Home is where the astronaut Is
The International Space Station serves as home, office and recreation room for astronauts. They share this confined space far above the Earth with crew members from different countries and cultures for as long as six months or more. At the same time, maintaining individual well-being and crew harmony is important for the crew and mission success.
The Culture, Values, and Environmental Adaptation in Space (At Home In Space) investigation, sponsored by the Canadian Space Agency, looks at changes in perceptions about home in space and the ways a unique culture may develop aboard the station during a mission.
Participants answer a series of questionnaires before, during and after flight, enabling researchers to see whether perceptions and the relative importance of values change over the course of a mission. Questions explore individual and culturally related differences, family functioning and relationships, personal values and coping with stress.
"This is the first study to look at the extent to which a unique, shared space culture develops, whether crews develop customs and celebrations that are part of being on the station and different from what they would do on Earth," explains Phyllis Johnson, principal investigator, Department of Sociology at the University of British Columbia in Vancouver, Canada.
Researchers expect to see a relationship between creation of a space culture and how crew members respond to different situations.
"They might be more of a team because of that culture and it might be a way to decrease stress," Johnson said.
The investigation also takes the first look at how crew members adapt their living quarters to make them feel like home. Historically, astronauts have taken into space personal items such as photographs, children's drawings and hobby activities. But no one has asked crew members how important it is to have these things with them.
The study also examines the effects on astronauts of their prolonged absence from family and familiar life on Earth.
Investigators note that this work goes beyond traditional space psychology's emphasis on problems, though.
"It is important to recognize and measure positive effects of being in a challenging environment such as space," said co-investigator and psychologist Peter Suedfeld, also at the University of British Columbia. "We look at personal change in attitudes and perspectives once back on Earth to see the effects on an individual's life after such a dramatic experience."
For multi-year missions, such as voyages to Mars, this work could lead to more effective ways for astronauts to feel at home and to integrate with fellow crew members.
"If we can help them be comfortable and happy, it helps morale and the success of the mission, and reduces potential problems," Johnson said.
Some communities on Earth experience conditions similar to those in space, including oil rig workers, crews on long-voyage tankers and cargo ships, researchers in remote locations such as the Antarctic and those on long military deployments. Older Americans in group housing also experience similar limits on living space, privacy, autonomy and control over their social and physical environment. This work could help make these groups feel more at home as well.
By helping to identify the most effective ways to make astronauts feel comfortable, this research will ultimately lead to happier and more productive crews on long missions where stress and tension are unavoidable.

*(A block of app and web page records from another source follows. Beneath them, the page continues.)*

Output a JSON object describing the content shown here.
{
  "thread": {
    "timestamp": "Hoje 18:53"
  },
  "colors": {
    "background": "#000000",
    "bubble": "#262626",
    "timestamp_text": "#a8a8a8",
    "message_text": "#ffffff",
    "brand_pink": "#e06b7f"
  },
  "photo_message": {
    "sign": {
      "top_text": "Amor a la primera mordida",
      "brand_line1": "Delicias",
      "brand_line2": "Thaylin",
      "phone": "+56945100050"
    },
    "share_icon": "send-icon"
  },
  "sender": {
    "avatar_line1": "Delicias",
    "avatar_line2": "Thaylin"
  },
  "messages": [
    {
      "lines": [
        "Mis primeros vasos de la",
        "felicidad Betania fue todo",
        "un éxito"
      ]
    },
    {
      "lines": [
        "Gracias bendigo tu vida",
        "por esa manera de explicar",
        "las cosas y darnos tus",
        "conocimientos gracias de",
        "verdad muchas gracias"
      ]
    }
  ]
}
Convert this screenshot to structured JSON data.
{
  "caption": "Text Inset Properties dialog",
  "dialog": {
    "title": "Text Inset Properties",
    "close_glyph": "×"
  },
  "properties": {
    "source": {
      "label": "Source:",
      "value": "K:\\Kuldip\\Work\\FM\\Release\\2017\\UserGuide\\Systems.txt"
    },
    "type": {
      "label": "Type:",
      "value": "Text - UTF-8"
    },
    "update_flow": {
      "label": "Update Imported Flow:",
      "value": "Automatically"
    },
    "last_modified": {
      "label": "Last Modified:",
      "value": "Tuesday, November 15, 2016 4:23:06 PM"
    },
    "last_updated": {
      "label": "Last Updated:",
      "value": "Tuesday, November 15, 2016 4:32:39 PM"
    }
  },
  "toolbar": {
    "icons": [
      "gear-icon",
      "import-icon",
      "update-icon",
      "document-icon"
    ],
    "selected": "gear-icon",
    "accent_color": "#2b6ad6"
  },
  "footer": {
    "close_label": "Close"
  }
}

"I compare a Mars mission to Earth's early explorers, historic expeditions where people were isolated, confined to a vessel, in a dangerous outside environment and limited communication with home," said Suedfeld. "What do we do to make the similar experience of long duration spaceflight better?"
The answer: help astronauts feel more at home in space.